According to Encyclopedia Britannica, the internal jugular veins, which are located in the neck, are responsible for draining the blood from the brain, face and neck. The internal jugulars unite with the subclavian veins to form the brachiocephalic veins for this purpose. Once the blood travels away from these areas, the internal jugulars help it return to the heart and lungs to become oxygenated.
Anatomically speaking, the interior jugular veins are located along both sides of the neck and rest up against the thyroid gland and trachea. Most of the time, the left vein appears thinner than the right vein, and there are two dilated spots on each vein. These dilated spots are called the superior bulb and the inferior bulb. Because the interior jugulars are easier to access and larger than other jugular veins, they are often used to place venous lines.
While the interior jugulars are easy to get to when medical care is needed, their location leaves them susceptible to trauma and damage. With no bones or cartilage to protect them, these veins can easily become ruptured or torn during a traumatic event.
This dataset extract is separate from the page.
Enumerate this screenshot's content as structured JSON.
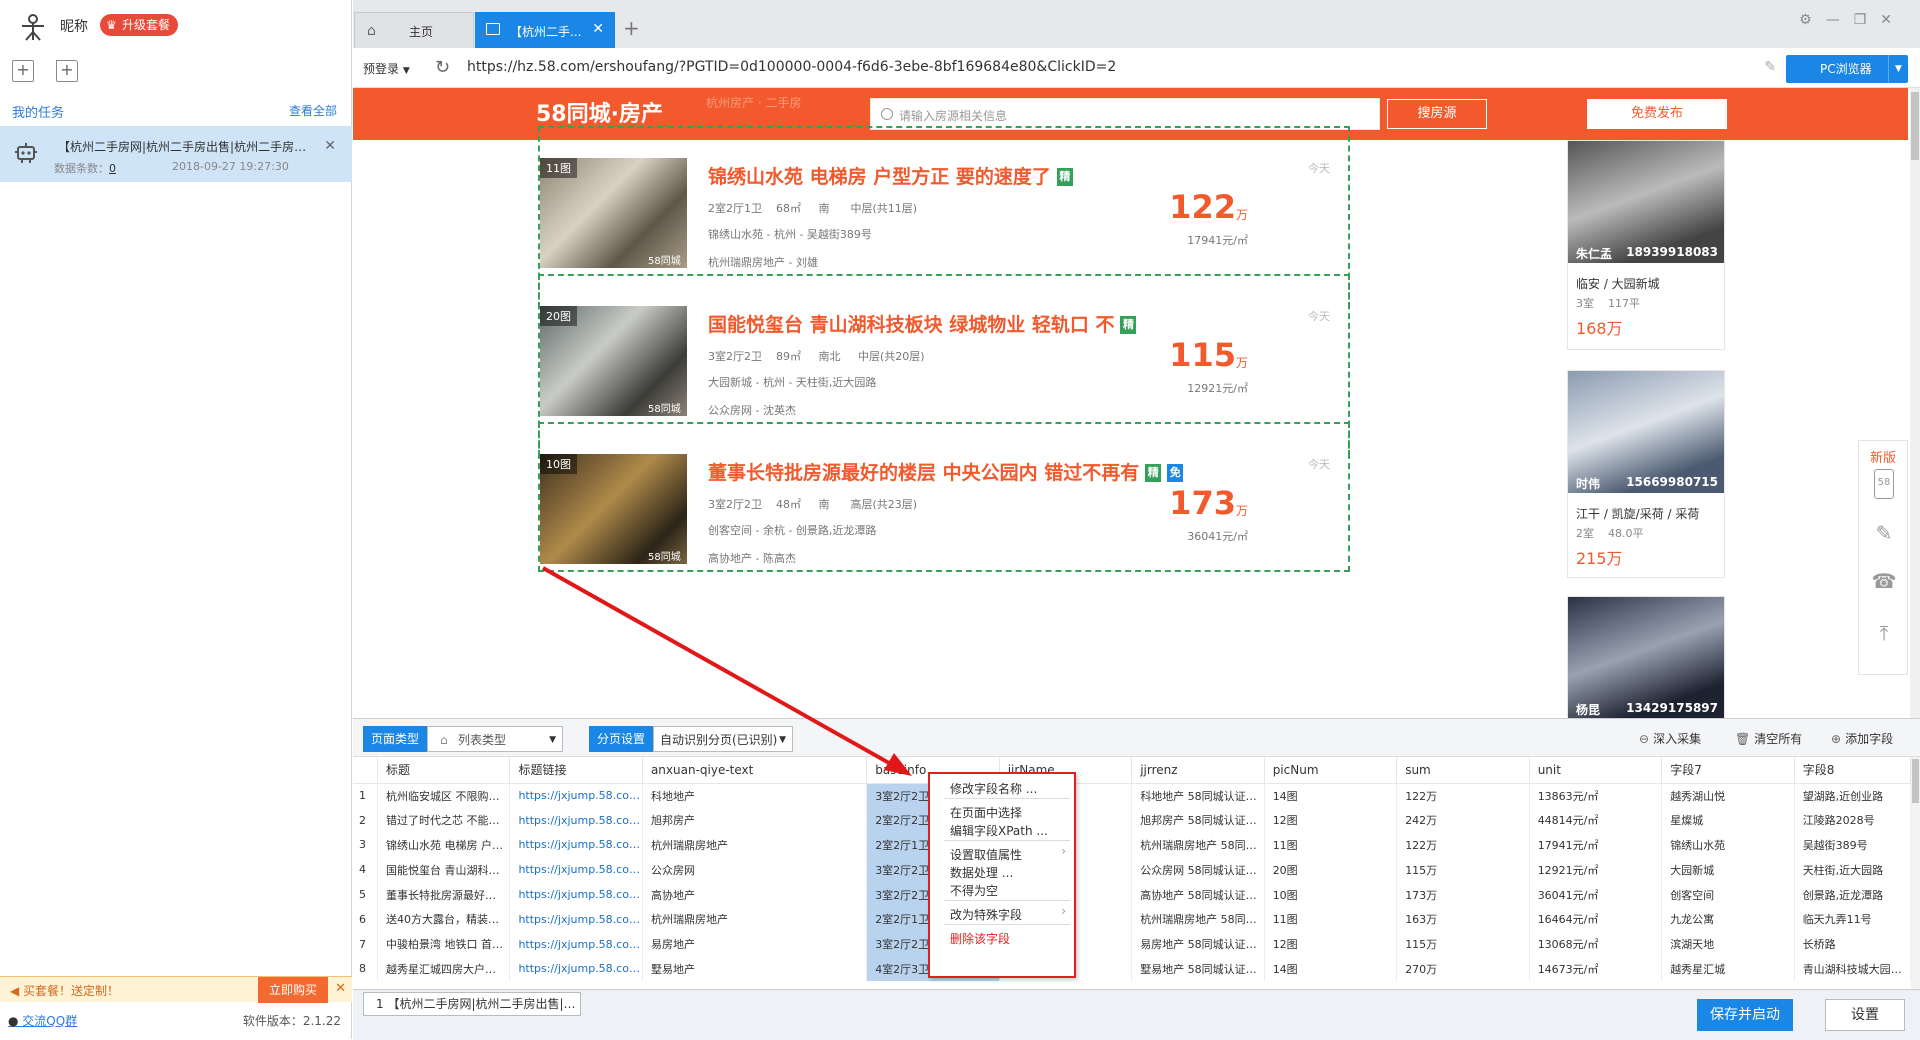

In cases of severe blood loss, shock and death can occur within a matter of minutes.